March 1, 2015
No Use Pretending
For we all stumble in many things
We commonly make two mistakes with respect to life in Christ. Either we ourselves underestimate the value of what is truly good about it, or we misrepresent that goodness to others, portraying the Christian’s life as something other than what it is. The great gifts available in Jesus Christ – the forgiveness of sins and the hope of heaven – are of incalculable worth. It took the death of the Son of God to make these gifts possible, and we err greatly if we ever undervalue them. But we err no less if we misrepresent what the Christian’s life is like in a world damaged by sin. “There is no escape from an aching soul, only denial of it. The promise of one day being with Jesus in a perfect world is the Christian’s only hope for complete relief. Until then we either groan or pretend we don’t” (Larry Crabb).
The tools are surely available in the Scriptures to build a better life in this world than would be possible by any other means. As Paul put it, godliness is “profitable for all things, having promise of the life that now is and of that which is to come” (1 Timothy 4:8). But even at its best, the Christian’s life may involve great sorrow and difficulty. It’s true that God offers to sustain us through the pain, but it’s unwise to pretend that the pain doesn’t hurt.

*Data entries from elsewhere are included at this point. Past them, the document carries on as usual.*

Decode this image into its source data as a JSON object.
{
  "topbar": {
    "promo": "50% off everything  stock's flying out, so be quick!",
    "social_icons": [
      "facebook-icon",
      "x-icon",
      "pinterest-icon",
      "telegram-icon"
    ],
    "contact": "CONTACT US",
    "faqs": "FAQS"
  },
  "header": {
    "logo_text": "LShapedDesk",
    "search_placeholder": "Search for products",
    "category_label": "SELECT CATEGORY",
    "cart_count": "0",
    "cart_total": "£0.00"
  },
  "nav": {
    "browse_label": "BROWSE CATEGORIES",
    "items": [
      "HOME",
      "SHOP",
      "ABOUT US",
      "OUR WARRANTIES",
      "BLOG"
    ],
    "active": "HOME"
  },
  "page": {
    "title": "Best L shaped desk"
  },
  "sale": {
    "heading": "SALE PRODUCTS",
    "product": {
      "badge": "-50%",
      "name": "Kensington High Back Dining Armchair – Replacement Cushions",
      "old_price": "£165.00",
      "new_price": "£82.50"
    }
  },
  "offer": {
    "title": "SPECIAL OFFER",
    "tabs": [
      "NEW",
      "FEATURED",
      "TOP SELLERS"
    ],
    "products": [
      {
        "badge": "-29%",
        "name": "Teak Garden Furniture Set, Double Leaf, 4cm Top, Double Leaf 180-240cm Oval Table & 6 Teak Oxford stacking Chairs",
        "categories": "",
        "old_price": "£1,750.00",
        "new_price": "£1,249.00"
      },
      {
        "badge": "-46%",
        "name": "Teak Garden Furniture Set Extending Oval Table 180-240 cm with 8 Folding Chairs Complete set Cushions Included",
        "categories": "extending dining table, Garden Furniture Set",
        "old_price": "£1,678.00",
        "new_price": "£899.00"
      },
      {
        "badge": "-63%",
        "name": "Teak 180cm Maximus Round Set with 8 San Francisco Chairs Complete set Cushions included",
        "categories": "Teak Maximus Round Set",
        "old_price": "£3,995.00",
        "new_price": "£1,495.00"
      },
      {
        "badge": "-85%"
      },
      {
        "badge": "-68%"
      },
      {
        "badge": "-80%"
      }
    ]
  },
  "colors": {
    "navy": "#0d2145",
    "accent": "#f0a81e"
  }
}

Sometimes, though, we do pretend. In our pride, we conceal the heartache of deep needs that God allows, for the time being and for our ultimate good, to remain unfulfilled. And in our pride, we also cover up the reality of our continuing struggle with sin.
Yet the problem is not always pride. Often it is the popular but mistaken doctrine that we can obtain complete relief and total joy right now, and that if we hurt emotionally or if we struggle with sin, then we’ve just not reached the plateau of happiness where more committed Christians live. We may be suffocating in a “spiritual” climate where pretense is rewarded and honesty is frowned upon. If so, we’re missing the very thing that can draw us toward a richer taste of God: a deeply felt, realistic acceptance of the imperfection that yet remains within us.
One result of extricating ourselves from the tangled complexity of life is simplistic preaching that fails to deal with life as it is. Rather than penetrating life with liberating truth, such preaching maintains a conspiracy of pretense that things are better than they are or ever can be until Christ returns.
. . . Larry Crabb